Diet & Nutrition

Get Email Updates

Diet & Nutrition Guide

Christine Jeffries

Have a question? We're here to help. Ask the Community.

ASK

Health Newsletter

Receive the latest and greatest in women's health and wellness from EmpowHER - for free!

Diet & Nutrition related image Photo: Getty Images

You’ve heard it a million times. Eating less meat and more vegetables is better for your body and better for the environment. Raising animals for food creates more greenhouse gas emissions than growing vegetables and grains.

Still, many people love eating meat. This Earth Day 2011, why not consider becoming a flexitarian?

In a recent interview with the Nature Conservancy, Steve Ells, founder, chairman and co-CEO of Chipotle Mexican Grill, said that over the years his tastes have changed to become more flex.

“I used to think of meat in the center of the plate,” Ells said. “Today, I am a meat reducer. This means I eat less meat and make sure that the limited meat I do eat is of the highest quality. My plate is comprised of seasonal and local vegetables with meat as an accompaniment.”

Ells is not alone in this philosophy.

You can call it meat reducing or flexitarianism, or as long-time New York Times food writer Mark Bittman calls it “less-meatarianism.”

“Longer term, my hope is that we’ll see increasing numbers of people recognizing the secular benefits… of relaxed food-related self-discipline, represented by flexitarianism, by the Meatless Monday campaign, and by my own (perhaps badly named) crusade for ‘less-meatarianism,’ all of which can have positive effects on the environment, on our personal health and on world hunger,” Bittman said.

You can flex your vegetarian muscles just one day a week with Meatless Monday, a public awareness campaign created in 2003 by the Johns Hopkins Bloomberg School of Public Health’s Center for a Livable Future. Their goal is simple: help Americans reduce their risk of preventable disease by cutting back saturated fat.

“Going meatless once a week may reduce your risk of chronic preventable conditions like cancer, cardiovascular disease, diabetes and obesity,” according to their website. “It can also help reduce your carbon footprint and save precious resources like fresh water and fossil fuel.”

The Mayo Clinic now endorses a flexitarian diet too. In a February 2011 article Mayo Clinic nutritionists Jennifer Nelson and Katherine Zeratsky give this advice:

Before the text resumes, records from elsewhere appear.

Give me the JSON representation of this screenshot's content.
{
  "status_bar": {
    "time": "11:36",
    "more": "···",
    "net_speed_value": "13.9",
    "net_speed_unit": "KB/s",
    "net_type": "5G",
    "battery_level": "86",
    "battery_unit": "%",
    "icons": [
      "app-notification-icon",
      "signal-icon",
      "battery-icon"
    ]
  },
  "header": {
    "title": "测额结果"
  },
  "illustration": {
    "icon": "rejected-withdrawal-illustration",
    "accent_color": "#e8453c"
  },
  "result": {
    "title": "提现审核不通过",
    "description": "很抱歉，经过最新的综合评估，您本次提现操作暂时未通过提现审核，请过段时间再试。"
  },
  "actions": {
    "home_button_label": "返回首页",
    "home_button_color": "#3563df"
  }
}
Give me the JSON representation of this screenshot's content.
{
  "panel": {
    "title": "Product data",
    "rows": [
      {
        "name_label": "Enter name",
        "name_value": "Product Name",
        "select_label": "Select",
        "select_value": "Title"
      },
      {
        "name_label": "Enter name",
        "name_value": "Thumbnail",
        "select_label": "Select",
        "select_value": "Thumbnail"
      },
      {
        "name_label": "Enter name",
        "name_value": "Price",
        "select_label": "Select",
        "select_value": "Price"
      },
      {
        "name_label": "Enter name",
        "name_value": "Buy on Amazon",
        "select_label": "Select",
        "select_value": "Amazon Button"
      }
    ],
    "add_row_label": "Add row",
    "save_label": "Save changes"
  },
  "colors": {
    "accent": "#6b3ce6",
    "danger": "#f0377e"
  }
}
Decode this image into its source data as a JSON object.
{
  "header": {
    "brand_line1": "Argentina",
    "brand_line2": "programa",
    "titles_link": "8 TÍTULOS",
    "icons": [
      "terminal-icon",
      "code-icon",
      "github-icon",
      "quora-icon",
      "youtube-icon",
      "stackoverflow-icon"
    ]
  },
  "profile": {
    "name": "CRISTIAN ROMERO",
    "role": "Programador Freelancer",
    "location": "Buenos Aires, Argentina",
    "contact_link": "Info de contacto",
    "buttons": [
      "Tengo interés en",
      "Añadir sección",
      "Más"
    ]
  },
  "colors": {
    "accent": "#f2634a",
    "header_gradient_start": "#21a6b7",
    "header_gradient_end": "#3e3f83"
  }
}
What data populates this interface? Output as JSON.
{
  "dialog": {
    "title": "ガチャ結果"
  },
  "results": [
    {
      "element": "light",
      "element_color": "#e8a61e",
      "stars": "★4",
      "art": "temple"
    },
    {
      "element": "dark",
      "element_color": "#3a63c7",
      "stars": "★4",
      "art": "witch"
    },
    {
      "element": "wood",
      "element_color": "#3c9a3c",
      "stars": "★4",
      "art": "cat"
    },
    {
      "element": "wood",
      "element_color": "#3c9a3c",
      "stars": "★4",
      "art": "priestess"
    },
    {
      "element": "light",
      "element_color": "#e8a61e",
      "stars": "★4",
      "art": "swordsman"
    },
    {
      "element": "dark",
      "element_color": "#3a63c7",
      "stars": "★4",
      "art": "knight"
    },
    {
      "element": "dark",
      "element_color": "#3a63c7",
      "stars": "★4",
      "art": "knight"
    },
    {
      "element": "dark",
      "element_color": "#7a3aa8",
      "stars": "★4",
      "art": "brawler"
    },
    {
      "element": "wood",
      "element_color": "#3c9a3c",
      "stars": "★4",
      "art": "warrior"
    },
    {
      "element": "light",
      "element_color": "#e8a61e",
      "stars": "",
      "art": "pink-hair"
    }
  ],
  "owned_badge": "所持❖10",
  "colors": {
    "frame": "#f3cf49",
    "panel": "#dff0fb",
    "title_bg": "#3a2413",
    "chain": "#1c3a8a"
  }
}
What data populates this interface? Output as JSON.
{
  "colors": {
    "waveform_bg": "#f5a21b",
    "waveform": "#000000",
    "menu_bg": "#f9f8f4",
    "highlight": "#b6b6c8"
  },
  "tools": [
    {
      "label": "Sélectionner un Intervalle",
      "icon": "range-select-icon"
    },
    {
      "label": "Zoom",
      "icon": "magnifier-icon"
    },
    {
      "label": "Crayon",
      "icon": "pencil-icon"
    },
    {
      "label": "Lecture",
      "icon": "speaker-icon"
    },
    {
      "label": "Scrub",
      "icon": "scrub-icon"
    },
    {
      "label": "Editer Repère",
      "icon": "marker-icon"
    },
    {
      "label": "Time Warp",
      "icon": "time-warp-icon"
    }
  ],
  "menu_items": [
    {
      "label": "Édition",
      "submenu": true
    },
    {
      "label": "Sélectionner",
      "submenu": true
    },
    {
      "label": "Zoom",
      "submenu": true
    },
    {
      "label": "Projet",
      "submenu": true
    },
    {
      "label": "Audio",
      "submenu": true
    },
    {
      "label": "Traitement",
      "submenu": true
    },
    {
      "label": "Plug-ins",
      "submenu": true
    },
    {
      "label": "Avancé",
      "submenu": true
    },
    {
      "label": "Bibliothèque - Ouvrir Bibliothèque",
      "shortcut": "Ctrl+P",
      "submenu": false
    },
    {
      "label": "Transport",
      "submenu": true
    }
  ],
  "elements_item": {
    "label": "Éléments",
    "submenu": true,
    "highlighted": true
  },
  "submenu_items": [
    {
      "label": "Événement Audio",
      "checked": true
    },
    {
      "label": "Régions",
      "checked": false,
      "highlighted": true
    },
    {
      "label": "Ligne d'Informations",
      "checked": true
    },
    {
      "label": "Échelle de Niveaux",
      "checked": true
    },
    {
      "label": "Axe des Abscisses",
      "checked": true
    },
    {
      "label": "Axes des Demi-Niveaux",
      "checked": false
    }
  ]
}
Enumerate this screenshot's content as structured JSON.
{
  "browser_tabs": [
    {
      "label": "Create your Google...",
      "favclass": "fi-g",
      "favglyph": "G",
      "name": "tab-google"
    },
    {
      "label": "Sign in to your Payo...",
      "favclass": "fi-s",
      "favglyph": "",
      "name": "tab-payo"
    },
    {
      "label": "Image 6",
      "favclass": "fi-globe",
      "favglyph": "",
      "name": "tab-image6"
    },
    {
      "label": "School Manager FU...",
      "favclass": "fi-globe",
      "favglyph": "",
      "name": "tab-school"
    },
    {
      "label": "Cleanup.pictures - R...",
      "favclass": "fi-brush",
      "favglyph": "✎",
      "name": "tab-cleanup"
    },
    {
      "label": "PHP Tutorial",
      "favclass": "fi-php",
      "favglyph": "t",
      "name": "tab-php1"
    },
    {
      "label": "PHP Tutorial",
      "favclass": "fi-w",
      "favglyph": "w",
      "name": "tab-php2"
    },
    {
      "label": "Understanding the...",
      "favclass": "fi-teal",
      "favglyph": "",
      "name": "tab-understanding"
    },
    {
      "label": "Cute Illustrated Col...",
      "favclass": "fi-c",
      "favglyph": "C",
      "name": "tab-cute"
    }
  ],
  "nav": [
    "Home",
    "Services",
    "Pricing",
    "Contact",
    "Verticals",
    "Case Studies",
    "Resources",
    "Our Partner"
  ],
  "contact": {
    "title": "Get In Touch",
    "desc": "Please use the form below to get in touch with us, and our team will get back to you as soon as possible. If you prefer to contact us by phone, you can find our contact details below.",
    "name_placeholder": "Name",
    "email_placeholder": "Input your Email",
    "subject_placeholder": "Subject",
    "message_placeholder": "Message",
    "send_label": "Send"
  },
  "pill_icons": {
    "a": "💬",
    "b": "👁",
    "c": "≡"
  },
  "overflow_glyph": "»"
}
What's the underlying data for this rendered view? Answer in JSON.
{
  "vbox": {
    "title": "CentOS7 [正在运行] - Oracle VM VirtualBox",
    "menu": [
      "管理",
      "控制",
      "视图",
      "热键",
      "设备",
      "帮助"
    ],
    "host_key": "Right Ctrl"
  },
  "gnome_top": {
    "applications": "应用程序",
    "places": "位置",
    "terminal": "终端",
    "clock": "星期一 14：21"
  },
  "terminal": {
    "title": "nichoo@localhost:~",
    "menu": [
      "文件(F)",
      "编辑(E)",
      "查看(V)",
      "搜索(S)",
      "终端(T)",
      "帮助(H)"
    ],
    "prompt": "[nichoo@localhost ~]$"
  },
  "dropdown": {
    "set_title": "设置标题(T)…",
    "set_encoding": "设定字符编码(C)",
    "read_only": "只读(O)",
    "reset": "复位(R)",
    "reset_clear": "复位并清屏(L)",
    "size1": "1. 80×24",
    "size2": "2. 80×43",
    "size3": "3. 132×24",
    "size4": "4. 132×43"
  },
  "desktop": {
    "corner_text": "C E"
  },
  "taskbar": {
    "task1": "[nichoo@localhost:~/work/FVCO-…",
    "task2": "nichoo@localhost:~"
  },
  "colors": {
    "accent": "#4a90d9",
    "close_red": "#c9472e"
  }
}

We value and respect our HERWriters' experiences, but everyone is different. Many of our writers are speaking from personal experience, and what's worked for them may not work for you. Their articles are not a substitute for medical advice, although we hope you can gain knowledge from their insight.

Add a Comment3 Comments

Christine Jeffries

Very interesting to find that there is a name for "my kind." I naturally am more of a "sides" kind of woman. I prefer to eat more veggies, and compliment them with meat. Many meals, I don't eat meat at all, just as a taste preference. When I was pregnant I also couldn't eat meat for much of the pregnancy. I had an aversion to chickem and could only eat a very small amount of other meats, but could always eat bacon.

April 24, 2011 - 6:19pm
EmpowHER Guest
Anonymous

The Flexitarian Diet by Dawn Jackson Blatner, RD is the leading source of information on this lifestyle and provides a straightforward plan to make your diet more plant-based.

April 22, 2011 - 7:54am
EmpowHER Guest
Anonymous (reply to Anonymous)

I have recently started this way of eating. I feel better after each meal, I still feel full after each meal with less meat and more veggies and have more energy. Not to mention, my body just feels better but my skin looks better too!

April 24, 2011 - 11:05am
Image CAPTCHA
Enter the characters shown in the image.
By submitting this form, you agree to EmpowHER's terms of service and privacy policy

Improved

1549 Health

Changed

573 Lives

Saved

430 Lives
1 lives impacted in the last 24 hrs Learn More

Take Our Featured Health Poll

Are you happy with your appearance?:
View Results